Exercise details:
Scan the listing below. Report each line that includes "this".

Extracted records:
━━━━
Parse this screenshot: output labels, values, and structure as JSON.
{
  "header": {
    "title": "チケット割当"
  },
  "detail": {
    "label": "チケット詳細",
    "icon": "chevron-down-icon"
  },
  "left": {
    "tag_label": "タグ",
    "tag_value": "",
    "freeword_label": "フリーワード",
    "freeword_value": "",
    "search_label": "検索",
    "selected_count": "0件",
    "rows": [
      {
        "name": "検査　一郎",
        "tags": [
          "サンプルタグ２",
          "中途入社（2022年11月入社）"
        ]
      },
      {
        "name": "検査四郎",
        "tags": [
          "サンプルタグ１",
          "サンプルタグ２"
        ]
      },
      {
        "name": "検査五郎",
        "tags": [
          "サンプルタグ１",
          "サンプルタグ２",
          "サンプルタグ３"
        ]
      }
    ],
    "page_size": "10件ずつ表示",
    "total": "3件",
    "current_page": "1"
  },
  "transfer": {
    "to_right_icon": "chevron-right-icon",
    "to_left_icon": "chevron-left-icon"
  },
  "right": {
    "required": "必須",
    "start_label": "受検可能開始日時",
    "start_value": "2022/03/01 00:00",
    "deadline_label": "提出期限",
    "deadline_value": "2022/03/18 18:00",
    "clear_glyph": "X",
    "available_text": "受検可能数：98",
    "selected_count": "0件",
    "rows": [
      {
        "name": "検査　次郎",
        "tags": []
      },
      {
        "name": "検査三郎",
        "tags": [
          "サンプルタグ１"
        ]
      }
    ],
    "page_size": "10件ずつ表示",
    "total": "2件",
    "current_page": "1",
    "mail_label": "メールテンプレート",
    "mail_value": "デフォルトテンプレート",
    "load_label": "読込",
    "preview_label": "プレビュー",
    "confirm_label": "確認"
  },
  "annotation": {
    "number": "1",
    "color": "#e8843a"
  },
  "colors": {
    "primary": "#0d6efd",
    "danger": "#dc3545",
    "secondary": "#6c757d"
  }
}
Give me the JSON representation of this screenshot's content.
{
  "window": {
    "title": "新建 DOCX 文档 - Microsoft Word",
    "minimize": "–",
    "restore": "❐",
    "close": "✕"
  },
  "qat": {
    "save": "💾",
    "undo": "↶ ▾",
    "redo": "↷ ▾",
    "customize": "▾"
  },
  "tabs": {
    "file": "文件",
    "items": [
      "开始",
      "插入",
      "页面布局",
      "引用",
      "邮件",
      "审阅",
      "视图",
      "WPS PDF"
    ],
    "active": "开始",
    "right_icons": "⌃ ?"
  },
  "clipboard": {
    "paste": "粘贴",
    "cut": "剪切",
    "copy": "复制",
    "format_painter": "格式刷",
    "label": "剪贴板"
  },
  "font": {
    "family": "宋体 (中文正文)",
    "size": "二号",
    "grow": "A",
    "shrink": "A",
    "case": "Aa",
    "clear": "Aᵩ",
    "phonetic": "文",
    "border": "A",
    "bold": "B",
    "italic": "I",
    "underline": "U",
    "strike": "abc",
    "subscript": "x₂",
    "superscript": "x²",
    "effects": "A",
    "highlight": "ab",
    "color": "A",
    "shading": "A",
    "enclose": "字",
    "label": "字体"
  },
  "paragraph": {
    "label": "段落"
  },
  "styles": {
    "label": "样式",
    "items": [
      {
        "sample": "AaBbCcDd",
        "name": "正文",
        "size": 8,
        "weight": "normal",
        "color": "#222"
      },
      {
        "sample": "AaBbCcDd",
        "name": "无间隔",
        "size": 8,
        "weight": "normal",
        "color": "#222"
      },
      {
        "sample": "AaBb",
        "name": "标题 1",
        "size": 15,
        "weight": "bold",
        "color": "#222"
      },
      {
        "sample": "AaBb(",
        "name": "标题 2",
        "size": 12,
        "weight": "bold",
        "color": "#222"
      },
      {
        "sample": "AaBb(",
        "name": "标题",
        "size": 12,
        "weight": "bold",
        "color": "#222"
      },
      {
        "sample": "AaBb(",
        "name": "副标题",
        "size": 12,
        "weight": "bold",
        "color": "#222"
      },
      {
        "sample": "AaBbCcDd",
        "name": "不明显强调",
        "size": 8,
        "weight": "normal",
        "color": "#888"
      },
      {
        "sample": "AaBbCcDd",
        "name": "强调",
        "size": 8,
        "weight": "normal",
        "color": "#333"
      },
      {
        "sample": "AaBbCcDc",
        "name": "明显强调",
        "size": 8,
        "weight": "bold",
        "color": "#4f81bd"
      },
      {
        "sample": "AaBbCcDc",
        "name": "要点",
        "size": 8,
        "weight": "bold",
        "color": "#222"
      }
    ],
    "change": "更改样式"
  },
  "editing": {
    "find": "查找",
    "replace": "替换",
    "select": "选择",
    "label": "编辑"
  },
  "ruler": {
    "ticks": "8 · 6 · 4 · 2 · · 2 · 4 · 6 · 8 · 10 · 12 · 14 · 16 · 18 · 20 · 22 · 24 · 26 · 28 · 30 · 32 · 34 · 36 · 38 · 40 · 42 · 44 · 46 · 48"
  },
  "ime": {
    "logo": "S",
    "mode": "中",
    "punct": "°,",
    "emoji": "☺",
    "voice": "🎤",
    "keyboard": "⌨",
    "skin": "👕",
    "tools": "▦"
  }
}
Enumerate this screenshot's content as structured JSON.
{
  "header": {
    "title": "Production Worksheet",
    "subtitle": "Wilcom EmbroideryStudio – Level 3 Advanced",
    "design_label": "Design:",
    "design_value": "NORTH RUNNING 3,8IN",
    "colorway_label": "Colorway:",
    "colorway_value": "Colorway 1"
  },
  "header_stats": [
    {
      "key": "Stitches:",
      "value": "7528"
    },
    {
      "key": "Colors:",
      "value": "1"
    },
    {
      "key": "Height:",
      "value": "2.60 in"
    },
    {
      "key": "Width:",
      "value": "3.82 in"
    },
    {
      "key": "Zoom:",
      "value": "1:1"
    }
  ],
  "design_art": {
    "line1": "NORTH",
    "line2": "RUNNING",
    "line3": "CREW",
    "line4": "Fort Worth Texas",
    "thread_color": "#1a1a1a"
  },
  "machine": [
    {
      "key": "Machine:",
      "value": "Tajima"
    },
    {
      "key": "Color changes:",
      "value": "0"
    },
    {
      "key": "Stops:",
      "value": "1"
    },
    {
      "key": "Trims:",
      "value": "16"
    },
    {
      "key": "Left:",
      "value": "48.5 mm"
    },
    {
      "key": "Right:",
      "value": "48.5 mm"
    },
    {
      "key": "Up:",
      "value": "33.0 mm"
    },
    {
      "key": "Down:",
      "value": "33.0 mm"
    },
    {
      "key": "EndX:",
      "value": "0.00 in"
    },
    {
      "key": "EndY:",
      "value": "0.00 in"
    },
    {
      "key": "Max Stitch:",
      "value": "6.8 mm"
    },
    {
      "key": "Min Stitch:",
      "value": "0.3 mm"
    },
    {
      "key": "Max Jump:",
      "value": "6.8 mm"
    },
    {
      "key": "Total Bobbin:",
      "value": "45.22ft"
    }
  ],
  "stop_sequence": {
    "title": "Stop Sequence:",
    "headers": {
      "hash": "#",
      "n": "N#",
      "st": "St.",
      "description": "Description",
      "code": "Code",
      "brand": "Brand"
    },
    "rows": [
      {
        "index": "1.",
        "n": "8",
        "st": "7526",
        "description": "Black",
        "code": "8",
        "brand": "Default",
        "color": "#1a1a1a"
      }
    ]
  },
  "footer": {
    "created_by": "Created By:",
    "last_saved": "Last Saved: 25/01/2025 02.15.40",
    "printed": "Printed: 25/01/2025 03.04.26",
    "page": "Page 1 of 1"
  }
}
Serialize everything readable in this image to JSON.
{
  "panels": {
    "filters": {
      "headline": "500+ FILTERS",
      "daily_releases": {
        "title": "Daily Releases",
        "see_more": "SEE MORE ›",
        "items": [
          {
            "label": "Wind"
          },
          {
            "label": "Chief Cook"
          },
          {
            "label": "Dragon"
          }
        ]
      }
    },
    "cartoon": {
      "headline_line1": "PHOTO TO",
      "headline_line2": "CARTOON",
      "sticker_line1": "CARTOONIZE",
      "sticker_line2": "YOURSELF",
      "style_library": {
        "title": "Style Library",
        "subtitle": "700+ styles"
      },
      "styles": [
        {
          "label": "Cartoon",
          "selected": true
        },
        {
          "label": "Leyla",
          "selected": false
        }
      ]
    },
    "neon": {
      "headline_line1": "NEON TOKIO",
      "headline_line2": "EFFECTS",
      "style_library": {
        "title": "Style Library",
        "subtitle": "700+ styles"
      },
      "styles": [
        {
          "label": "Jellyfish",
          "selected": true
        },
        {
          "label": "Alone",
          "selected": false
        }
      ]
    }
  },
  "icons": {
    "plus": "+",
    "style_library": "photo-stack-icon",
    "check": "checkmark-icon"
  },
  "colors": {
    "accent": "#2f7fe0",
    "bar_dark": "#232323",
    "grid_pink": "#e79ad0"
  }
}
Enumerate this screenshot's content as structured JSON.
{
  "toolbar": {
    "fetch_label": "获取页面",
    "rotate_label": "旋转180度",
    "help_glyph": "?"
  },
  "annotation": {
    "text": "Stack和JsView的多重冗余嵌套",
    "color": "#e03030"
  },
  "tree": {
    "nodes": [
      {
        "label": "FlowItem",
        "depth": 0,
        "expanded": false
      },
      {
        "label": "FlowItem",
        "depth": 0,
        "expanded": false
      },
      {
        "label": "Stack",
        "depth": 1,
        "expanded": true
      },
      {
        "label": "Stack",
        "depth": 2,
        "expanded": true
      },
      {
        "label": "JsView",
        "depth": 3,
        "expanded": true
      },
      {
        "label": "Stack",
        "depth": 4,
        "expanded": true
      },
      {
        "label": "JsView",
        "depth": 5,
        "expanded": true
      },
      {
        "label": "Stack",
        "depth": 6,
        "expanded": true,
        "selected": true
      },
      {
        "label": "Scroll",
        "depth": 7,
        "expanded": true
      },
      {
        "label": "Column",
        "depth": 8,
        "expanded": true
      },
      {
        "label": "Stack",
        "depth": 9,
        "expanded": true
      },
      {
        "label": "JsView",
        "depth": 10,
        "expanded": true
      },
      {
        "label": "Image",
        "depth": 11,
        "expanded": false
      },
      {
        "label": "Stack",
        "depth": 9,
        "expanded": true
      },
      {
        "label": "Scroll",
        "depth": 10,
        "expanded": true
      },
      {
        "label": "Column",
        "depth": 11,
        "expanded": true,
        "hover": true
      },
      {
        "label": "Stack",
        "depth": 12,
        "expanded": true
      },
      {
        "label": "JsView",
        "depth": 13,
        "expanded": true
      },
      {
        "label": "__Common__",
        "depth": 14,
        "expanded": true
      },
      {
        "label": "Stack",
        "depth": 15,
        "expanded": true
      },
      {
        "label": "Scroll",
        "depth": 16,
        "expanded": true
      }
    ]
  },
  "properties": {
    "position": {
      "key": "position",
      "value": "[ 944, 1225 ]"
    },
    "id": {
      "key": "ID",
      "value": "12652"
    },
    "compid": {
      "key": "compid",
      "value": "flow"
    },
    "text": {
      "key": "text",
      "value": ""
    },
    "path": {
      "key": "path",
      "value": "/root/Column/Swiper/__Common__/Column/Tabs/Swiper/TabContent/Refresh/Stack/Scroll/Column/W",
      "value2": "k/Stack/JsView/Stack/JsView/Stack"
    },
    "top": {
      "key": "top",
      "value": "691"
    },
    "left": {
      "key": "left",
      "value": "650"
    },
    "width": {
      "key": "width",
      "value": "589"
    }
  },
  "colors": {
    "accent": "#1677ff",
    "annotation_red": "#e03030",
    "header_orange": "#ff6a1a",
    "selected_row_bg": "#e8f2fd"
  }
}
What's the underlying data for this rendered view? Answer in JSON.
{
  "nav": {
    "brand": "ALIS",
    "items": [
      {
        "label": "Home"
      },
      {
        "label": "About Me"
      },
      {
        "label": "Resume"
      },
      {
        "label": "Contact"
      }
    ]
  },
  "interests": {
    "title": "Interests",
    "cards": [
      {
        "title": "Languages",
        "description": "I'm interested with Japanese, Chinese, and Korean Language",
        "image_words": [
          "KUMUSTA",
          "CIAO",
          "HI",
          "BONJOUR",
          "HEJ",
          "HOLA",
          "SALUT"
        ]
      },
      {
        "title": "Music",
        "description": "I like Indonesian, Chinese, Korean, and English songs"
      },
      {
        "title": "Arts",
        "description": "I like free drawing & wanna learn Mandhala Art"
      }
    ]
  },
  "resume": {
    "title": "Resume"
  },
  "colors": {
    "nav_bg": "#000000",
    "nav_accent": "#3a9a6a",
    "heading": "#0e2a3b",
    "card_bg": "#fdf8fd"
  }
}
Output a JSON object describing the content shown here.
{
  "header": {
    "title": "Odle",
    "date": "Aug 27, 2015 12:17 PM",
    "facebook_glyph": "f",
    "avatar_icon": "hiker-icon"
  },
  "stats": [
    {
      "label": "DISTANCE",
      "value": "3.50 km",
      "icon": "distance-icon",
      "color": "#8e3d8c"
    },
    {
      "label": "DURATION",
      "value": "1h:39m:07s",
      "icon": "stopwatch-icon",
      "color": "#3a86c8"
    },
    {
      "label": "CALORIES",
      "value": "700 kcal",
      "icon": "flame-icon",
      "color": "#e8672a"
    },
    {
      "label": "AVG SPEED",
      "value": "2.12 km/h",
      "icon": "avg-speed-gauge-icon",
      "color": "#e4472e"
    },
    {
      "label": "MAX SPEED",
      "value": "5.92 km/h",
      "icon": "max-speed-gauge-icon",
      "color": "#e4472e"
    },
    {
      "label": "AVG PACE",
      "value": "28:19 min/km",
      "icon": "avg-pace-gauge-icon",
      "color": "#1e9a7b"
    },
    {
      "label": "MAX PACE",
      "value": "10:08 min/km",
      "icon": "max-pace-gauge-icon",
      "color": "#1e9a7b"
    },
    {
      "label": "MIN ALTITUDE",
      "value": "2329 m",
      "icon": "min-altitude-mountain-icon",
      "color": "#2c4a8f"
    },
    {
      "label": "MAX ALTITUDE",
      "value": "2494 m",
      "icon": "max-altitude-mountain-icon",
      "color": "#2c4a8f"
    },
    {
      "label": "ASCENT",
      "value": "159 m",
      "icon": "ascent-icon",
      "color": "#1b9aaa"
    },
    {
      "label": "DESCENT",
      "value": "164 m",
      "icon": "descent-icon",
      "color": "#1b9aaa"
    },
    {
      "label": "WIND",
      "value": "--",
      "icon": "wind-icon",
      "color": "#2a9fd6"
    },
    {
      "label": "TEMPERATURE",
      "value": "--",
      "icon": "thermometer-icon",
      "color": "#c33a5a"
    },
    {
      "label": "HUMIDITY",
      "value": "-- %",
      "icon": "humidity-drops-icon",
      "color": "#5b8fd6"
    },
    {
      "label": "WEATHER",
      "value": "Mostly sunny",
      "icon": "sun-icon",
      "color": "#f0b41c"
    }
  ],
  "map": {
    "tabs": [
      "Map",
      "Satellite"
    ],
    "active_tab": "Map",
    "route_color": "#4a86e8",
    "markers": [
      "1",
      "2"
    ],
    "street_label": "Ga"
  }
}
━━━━
Exercise response:
Parse this screenshot: output labels, values, and structure as JSON.
Give me the JSON representation of this screenshot's content.
Enumerate this screenshot's content as structured JSON.
Serialize everything readable in this image to JSON.
Enumerate this screenshot's content as structured JSON.
What's the underlying data for this rendered view? Answer in JSON.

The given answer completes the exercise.